GAAP is short for Generally Accepted Accounting Principles. GAAP is a cluster of accounting standards and common industry usage that have been developed over many years. It is used by organizations to properly organize their financial information into accounting records, summarize the accounting records into financial statements, and disclose certain supporting information.
One of the reasons for using GAAP is so that anyone reading the financial statements of multiple companies has a reasonable basis for comparison, since all companies using GAAP have created their financial statements using the same set of rules.
The Core GAAP Principles
GAAP is set forth in 10 primary principles, as follows:
- Principle of consistency: This principle ensures that consistent standards are followed in financial reporting from period to period.
- Principle of permanent methods: Closely related to the previous principle is that of consistent procedures and practices being applied in accounting and financial reporting to allow comparison.
- Principle of non-compensation: This principle states that all aspects of an organization’s performance, whether positive or negative, are to be reported. In other words, it should not compensate (offset) a debt with an asset.
- Principle of prudence: All reporting of financial data is to be factual, reasonable, and not speculative.
- Principle of regularity: This principle means that all accountants are to consistently abide by the GAAP.
- Principle of sincerity: Accountants should perform and report with basic honesty and accuracy.
- Principle of good faith: Similar to the previous principle, this principle asserts that anyone involved in financial reporting is expected to be acting honestly and in good faith.
- Principle of materiality: All financial reporting should clearly disclose the organization’s genuine financial position.
9 Principle of continuity: This principle states that all asset valuations in financial reporting are based on the assumption that the business or other entity will continue to operate going forward.
- Principle of periodicity: This principle refers to entities abiding by commonly accepted financial reporting periods, such as quarterly or annually.
Why Is GAAP Important?
GAAP is important because it helps maintain trust in the financial markets. If not for GAAP, investors would be more reluctant to trust the information presented to them by companies because they would have less confidence in its integrity.
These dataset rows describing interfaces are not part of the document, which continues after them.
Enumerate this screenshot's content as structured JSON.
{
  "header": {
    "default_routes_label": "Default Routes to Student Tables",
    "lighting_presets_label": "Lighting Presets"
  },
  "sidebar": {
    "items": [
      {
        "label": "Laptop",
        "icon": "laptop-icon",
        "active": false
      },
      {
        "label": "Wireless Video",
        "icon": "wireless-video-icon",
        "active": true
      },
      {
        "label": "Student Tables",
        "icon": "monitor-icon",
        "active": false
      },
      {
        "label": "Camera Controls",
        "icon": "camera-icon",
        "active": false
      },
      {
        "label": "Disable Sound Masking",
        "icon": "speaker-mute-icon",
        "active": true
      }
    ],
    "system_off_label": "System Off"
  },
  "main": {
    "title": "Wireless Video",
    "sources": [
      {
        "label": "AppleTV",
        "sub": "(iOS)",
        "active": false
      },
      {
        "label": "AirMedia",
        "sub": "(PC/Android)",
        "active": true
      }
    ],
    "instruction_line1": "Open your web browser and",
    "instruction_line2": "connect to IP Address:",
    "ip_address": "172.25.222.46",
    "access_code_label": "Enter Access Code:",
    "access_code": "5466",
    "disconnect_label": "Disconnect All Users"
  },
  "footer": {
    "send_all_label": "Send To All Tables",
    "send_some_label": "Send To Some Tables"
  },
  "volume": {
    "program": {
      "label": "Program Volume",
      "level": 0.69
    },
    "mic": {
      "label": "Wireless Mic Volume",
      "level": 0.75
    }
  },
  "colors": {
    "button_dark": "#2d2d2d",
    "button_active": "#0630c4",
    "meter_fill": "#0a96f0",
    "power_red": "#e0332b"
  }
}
Without that trust, we might see fewer transactions, potentially leading to higher transaction costs and a less robust economy. GAAP also helps investors analyze companies by making it easier to perform “apples to apples” comparisons between one company and another.